__Aim of the task__
Copy each line of the records that holds the string "editor".
____ Records to process
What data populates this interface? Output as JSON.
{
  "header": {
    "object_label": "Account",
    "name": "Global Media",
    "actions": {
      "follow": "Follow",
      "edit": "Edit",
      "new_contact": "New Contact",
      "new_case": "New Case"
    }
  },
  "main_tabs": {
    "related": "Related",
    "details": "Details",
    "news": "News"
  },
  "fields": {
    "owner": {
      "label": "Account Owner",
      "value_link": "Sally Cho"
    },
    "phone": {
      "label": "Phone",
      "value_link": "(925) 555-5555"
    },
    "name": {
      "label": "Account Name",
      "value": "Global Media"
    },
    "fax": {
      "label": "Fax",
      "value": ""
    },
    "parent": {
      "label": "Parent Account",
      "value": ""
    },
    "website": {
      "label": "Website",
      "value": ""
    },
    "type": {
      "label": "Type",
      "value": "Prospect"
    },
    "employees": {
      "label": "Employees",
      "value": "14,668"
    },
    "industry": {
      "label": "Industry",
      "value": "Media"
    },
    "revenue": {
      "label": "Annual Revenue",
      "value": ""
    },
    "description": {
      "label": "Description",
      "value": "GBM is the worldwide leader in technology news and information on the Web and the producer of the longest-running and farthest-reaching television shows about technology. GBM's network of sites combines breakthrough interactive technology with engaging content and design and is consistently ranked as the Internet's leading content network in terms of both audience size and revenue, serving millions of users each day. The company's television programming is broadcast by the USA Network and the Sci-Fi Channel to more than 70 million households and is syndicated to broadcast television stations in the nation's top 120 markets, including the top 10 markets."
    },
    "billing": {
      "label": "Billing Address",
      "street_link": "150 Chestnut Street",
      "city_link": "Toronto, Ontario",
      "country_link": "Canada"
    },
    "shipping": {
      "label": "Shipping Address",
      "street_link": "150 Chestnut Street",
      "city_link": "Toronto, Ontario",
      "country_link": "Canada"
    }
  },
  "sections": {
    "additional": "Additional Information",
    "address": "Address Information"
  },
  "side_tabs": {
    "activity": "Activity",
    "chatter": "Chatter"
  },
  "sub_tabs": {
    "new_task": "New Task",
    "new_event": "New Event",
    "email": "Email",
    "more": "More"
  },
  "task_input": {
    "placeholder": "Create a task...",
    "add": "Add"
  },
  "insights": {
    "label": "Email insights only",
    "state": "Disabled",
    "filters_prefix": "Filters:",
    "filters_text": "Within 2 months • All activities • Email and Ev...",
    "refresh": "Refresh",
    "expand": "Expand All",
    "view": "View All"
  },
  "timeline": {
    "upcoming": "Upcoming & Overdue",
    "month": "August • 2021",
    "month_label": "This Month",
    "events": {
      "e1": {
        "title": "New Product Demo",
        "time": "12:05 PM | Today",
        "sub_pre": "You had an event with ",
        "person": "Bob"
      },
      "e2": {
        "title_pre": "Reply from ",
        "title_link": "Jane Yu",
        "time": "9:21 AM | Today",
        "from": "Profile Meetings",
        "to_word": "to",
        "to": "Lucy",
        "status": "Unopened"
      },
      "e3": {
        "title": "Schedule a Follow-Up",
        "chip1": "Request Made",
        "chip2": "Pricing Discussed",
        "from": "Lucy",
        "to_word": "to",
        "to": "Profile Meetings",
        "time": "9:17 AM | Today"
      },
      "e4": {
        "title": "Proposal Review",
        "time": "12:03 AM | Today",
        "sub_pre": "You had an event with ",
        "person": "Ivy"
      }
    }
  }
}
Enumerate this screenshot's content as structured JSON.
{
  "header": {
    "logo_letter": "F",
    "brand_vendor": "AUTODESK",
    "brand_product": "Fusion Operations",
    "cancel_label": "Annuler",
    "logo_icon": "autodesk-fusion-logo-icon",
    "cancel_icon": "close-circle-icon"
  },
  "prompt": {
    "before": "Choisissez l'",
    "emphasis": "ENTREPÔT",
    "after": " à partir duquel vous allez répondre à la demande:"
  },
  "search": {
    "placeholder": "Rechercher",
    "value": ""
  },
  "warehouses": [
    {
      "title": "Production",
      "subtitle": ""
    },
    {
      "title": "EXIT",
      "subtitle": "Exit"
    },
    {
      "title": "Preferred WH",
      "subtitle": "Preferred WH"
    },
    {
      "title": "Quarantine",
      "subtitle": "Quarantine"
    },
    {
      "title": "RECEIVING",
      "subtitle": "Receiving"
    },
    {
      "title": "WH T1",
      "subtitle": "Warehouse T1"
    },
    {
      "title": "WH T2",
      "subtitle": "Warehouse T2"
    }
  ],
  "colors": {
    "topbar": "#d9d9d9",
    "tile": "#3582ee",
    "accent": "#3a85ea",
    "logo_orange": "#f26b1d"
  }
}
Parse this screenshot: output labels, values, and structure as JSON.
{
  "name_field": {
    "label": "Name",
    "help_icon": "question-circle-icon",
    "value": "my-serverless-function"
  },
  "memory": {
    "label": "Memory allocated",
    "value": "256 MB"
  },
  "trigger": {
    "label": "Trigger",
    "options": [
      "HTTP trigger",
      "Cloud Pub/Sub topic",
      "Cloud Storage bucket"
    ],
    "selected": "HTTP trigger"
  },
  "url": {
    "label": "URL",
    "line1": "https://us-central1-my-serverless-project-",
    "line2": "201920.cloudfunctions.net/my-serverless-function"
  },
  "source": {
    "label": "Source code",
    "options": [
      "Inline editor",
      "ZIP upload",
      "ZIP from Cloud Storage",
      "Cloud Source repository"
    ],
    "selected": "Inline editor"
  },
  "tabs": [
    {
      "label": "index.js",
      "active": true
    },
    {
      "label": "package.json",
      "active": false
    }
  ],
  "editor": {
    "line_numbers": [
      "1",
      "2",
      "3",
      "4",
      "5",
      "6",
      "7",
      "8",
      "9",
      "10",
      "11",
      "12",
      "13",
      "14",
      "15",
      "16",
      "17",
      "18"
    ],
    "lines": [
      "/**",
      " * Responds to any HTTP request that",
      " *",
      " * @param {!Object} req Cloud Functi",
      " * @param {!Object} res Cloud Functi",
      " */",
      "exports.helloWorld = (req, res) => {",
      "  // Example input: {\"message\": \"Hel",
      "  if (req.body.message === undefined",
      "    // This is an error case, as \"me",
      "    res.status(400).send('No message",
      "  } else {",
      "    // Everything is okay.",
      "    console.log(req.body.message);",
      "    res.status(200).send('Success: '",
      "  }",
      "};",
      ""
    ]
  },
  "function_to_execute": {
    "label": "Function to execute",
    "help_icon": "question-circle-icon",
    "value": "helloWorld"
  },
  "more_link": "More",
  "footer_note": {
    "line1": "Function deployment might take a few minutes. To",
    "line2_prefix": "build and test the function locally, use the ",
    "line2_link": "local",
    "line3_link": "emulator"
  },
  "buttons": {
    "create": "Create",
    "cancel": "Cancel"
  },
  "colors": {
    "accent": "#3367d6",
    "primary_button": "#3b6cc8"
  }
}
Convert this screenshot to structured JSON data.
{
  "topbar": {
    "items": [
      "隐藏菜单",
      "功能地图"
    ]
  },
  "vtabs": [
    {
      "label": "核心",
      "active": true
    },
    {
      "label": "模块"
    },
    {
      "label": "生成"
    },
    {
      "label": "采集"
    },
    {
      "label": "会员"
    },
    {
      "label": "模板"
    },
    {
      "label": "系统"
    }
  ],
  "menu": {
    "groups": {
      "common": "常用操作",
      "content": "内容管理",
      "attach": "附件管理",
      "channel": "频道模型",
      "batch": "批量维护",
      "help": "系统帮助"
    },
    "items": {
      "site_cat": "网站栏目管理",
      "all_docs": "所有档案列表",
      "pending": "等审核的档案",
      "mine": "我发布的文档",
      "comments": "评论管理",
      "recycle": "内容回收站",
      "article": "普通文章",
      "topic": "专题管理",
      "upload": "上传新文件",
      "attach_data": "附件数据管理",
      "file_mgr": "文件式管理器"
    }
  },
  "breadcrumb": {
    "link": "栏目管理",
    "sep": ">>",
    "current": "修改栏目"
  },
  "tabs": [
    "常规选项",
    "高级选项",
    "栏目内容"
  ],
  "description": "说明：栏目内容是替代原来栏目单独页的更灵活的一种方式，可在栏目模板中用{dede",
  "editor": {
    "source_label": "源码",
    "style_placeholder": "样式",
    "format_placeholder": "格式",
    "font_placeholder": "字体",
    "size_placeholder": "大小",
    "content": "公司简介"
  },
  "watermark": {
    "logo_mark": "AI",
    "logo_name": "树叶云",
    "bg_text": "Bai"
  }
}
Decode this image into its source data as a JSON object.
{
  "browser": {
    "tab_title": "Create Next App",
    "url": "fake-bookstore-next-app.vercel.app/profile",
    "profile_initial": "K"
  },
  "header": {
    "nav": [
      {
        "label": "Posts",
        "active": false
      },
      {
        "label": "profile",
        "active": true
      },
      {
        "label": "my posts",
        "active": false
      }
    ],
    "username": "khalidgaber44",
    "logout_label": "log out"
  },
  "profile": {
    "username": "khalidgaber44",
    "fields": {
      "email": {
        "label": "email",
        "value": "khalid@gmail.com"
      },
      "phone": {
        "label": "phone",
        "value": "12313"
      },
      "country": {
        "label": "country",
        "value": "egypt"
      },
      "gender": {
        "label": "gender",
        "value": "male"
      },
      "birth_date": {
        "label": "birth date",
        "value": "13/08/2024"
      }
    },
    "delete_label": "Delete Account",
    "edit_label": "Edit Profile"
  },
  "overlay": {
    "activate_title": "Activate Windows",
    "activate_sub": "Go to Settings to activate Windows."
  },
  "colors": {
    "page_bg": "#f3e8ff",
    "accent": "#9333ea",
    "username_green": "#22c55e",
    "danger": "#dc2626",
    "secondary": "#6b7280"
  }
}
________
__Result of this exercise__
      "Inline editor",
    "selected": "Inline editor"
  "editor": {
  "editor": {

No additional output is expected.